#### Work required
Every record below, from the first line to the last, is to be set down again exactly.

#### Records for this task

....

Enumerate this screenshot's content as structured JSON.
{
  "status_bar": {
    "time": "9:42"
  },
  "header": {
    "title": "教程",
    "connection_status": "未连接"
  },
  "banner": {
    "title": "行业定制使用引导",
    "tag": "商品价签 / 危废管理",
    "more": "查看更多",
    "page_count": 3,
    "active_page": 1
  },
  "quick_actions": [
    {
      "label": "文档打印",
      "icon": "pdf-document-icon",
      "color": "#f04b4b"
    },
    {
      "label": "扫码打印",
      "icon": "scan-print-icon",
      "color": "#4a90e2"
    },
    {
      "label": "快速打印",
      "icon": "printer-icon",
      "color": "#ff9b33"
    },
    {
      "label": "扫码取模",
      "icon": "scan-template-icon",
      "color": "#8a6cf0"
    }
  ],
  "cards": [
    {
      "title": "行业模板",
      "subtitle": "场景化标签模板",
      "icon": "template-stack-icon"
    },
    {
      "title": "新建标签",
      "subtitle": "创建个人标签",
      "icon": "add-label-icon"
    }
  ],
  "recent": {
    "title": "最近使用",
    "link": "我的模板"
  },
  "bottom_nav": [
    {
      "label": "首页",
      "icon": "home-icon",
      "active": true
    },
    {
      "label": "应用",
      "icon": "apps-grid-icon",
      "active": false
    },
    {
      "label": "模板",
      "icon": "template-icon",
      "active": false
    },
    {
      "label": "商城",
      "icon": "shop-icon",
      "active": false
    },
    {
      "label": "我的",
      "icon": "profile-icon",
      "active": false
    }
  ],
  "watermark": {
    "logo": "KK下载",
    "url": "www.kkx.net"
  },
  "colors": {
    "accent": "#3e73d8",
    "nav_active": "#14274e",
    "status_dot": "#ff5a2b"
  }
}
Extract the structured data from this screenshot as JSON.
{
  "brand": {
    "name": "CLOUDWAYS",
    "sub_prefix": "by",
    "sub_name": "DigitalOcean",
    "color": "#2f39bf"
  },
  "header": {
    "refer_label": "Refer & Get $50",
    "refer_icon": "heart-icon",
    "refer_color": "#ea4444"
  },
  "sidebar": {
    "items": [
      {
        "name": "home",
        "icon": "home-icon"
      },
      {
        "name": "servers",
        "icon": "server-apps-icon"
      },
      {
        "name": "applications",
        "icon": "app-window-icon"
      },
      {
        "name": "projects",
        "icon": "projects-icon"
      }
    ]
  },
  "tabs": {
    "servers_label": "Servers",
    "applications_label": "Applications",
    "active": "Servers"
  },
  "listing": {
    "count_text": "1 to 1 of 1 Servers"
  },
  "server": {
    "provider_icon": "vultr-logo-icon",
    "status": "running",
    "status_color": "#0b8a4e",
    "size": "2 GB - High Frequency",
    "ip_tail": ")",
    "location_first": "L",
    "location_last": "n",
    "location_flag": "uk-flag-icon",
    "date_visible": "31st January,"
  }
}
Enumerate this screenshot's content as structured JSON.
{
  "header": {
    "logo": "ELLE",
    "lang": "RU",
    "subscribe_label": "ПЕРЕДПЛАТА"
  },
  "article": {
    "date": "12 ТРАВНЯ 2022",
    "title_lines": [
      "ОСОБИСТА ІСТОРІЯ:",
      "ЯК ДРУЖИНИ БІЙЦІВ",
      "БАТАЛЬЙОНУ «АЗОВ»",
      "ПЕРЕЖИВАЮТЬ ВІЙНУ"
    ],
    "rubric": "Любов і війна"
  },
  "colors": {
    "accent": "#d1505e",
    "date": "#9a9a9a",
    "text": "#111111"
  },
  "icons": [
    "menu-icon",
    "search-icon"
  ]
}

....

#### Solution
Enumerate this screenshot's content as structured JSON.
{
  "status_bar": {
    "time": "9:42"
  },
  "header": {
    "title": "教程",
    "connection_status": "未连接"
  },
  "banner": {
    "title": "行业定制使用引导",
    "tag": "商品价签 / 危废管理",
    "more": "查看更多",
    "page_count": 3,
    "active_page": 1
  },
  "quick_actions": [
    {
      "label": "文档打印",
      "icon": "pdf-document-icon",
      "color": "#f04b4b"
    },
    {
      "label": "扫码打印",
      "icon": "scan-print-icon",
      "color": "#4a90e2"
    },
    {
      "label": "快速打印",
      "icon": "printer-icon",
      "color": "#ff9b33"
    },
    {
      "label": "扫码取模",
      "icon": "scan-template-icon",
      "color": "#8a6cf0"
    }
  ],
  "cards": [
    {
      "title": "行业模板",
      "subtitle": "场景化标签模板",
      "icon": "template-stack-icon"
    },
    {
      "title": "新建标签",
      "subtitle": "创建个人标签",
      "icon": "add-label-icon"
    }
  ],
  "recent": {
    "title": "最近使用",
    "link": "我的模板"
  },
  "bottom_nav": [
    {
      "label": "首页",
      "icon": "home-icon",
      "active": true
    },
    {
      "label": "应用",
      "icon": "apps-grid-icon",
      "active": false
    },
    {
      "label": "模板",
      "icon": "template-icon",
      "active": false
    },
    {
      "label": "商城",
      "icon": "shop-icon",
      "active": false
    },
    {
      "label": "我的",
      "icon": "profile-icon",
      "active": false
    }
  ],
  "watermark": {
    "logo": "KK下载",
    "url": "www.kkx.net"
  },
  "colors": {
    "accent": "#3e73d8",
    "nav_active": "#14274e",
    "status_dot": "#ff5a2b"
  }
}
Extract the structured data from this screenshot as JSON.
{
  "brand": {
    "name": "CLOUDWAYS",
    "sub_prefix": "by",
    "sub_name": "DigitalOcean",
    "color": "#2f39bf"
  },
  "header": {
    "refer_label": "Refer & Get $50",
    "refer_icon": "heart-icon",
    "refer_color": "#ea4444"
  },
  "sidebar": {
    "items": [
      {
        "name": "home",
        "icon": "home-icon"
      },
      {
        "name": "servers",
        "icon": "server-apps-icon"
      },
      {
        "name": "applications",
        "icon": "app-window-icon"
      },
      {
        "name": "projects",
        "icon": "projects-icon"
      }
    ]
  },
  "tabs": {
    "servers_label": "Servers",
    "applications_label": "Applications",
    "active": "Servers"
  },
  "listing": {
    "count_text": "1 to 1 of 1 Servers"
  },
  "server": {
    "provider_icon": "vultr-logo-icon",
    "status": "running",
    "status_color": "#0b8a4e",
    "size": "2 GB - High Frequency",
    "ip_tail": ")",
    "location_first": "L",
    "location_last": "n",
    "location_flag": "uk-flag-icon",
    "date_visible": "31st January,"
  }
}
Enumerate this screenshot's content as structured JSON.
{
  "header": {
    "logo": "ELLE",
    "lang": "RU",
    "subscribe_label": "ПЕРЕДПЛАТА"
  },
  "article": {
    "date": "12 ТРАВНЯ 2022",
    "title_lines": [
      "ОСОБИСТА ІСТОРІЯ:",
      "ЯК ДРУЖИНИ БІЙЦІВ",
      "БАТАЛЬЙОНУ «АЗОВ»",
      "ПЕРЕЖИВАЮТЬ ВІЙНУ"
    ],
    "rubric": "Любов і війна"
  },
  "colors": {
    "accent": "#d1505e",
    "date": "#9a9a9a",
    "text": "#111111"
  },
  "icons": [
    "menu-icon",
    "search-icon"
  ]
}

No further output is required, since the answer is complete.